# Aim of the exercise
Quote each record exactly, please, leaving none out.

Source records
##############################

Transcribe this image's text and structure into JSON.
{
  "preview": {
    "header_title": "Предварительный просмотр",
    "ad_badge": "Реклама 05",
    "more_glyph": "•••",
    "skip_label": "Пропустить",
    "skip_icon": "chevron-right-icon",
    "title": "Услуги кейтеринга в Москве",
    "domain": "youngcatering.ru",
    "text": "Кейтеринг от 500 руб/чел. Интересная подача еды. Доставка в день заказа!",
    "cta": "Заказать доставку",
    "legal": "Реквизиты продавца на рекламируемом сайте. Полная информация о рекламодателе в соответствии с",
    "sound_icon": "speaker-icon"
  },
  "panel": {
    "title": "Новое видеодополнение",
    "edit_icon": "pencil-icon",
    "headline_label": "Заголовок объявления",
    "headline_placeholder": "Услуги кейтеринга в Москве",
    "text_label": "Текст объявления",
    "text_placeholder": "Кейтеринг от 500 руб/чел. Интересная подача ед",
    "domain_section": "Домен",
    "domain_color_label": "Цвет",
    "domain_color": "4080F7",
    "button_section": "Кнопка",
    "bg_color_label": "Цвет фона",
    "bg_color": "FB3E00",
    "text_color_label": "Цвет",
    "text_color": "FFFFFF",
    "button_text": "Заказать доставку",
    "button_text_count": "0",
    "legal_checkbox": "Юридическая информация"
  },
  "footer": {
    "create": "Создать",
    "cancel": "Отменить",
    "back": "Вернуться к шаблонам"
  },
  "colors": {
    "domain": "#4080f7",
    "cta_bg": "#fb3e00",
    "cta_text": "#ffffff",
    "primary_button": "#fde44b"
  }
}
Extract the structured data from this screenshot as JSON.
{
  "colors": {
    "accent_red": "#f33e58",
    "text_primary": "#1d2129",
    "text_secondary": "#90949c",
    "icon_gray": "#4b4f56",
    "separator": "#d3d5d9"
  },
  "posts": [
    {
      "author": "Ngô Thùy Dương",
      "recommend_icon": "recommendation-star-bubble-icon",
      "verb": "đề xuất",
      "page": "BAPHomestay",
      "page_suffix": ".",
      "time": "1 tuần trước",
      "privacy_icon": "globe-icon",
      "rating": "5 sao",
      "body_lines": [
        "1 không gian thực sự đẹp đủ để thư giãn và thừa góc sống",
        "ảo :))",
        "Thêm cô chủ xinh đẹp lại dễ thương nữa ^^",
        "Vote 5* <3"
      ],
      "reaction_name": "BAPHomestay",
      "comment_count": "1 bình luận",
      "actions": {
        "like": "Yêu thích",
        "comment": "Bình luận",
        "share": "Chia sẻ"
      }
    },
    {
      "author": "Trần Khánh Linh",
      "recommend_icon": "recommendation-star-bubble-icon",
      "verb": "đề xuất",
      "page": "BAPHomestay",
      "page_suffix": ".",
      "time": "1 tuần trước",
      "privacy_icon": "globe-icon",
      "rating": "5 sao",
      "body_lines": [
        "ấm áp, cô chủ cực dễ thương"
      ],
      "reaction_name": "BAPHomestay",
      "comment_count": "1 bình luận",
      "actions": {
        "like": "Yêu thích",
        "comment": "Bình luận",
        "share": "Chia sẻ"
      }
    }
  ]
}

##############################

# Exercise response
Transcribe this image's text and structure into JSON.
{
  "preview": {
    "header_title": "Предварительный просмотр",
    "ad_badge": "Реклама 05",
    "more_glyph": "•••",
    "skip_label": "Пропустить",
    "skip_icon": "chevron-right-icon",
    "title": "Услуги кейтеринга в Москве",
    "domain": "youngcatering.ru",
    "text": "Кейтеринг от 500 руб/чел. Интересная подача еды. Доставка в день заказа!",
    "cta": "Заказать доставку",
    "legal": "Реквизиты продавца на рекламируемом сайте. Полная информация о рекламодателе в соответствии с",
    "sound_icon": "speaker-icon"
  },
  "panel": {
    "title": "Новое видеодополнение",
    "edit_icon": "pencil-icon",
    "headline_label": "Заголовок объявления",
    "headline_placeholder": "Услуги кейтеринга в Москве",
    "text_label": "Текст объявления",
    "text_placeholder": "Кейтеринг от 500 руб/чел. Интересная подача ед",
    "domain_section": "Домен",
    "domain_color_label": "Цвет",
    "domain_color": "4080F7",
    "button_section": "Кнопка",
    "bg_color_label": "Цвет фона",
    "bg_color": "FB3E00",
    "text_color_label": "Цвет",
    "text_color": "FFFFFF",
    "button_text": "Заказать доставку",
    "button_text_count": "0",
    "legal_checkbox": "Юридическая информация"
  },
  "footer": {
    "create": "Создать",
    "cancel": "Отменить",
    "back": "Вернуться к шаблонам"
  },
  "colors": {
    "domain": "#4080f7",
    "cta_bg": "#fb3e00",
    "cta_text": "#ffffff",
    "primary_button": "#fde44b"
  }
}
Extract the structured data from this screenshot as JSON.
{
  "colors": {
    "accent_red": "#f33e58",
    "text_primary": "#1d2129",
    "text_secondary": "#90949c",
    "icon_gray": "#4b4f56",
    "separator": "#d3d5d9"
  },
  "posts": [
    {
      "author": "Ngô Thùy Dương",
      "recommend_icon": "recommendation-star-bubble-icon",
      "verb": "đề xuất",
      "page": "BAPHomestay",
      "page_suffix": ".",
      "time": "1 tuần trước",
      "privacy_icon": "globe-icon",
      "rating": "5 sao",
      "body_lines": [
        "1 không gian thực sự đẹp đủ để thư giãn và thừa góc sống",
        "ảo :))",
        "Thêm cô chủ xinh đẹp lại dễ thương nữa ^^",
        "Vote 5* <3"
      ],
      "reaction_name": "BAPHomestay",
      "comment_count": "1 bình luận",
      "actions": {
        "like": "Yêu thích",
        "comment": "Bình luận",
        "share": "Chia sẻ"
      }
    },
    {
      "author": "Trần Khánh Linh",
      "recommend_icon": "recommendation-star-bubble-icon",
      "verb": "đề xuất",
      "page": "BAPHomestay",
      "page_suffix": ".",
      "time": "1 tuần trước",
      "privacy_icon": "globe-icon",
      "rating": "5 sao",
      "body_lines": [
        "ấm áp, cô chủ cực dễ thương"
      ],
      "reaction_name": "BAPHomestay",
      "comment_count": "1 bình luận",
      "actions": {
        "like": "Yêu thích",
        "comment": "Bình luận",
        "share": "Chia sẻ"
      }
    }
  ]
}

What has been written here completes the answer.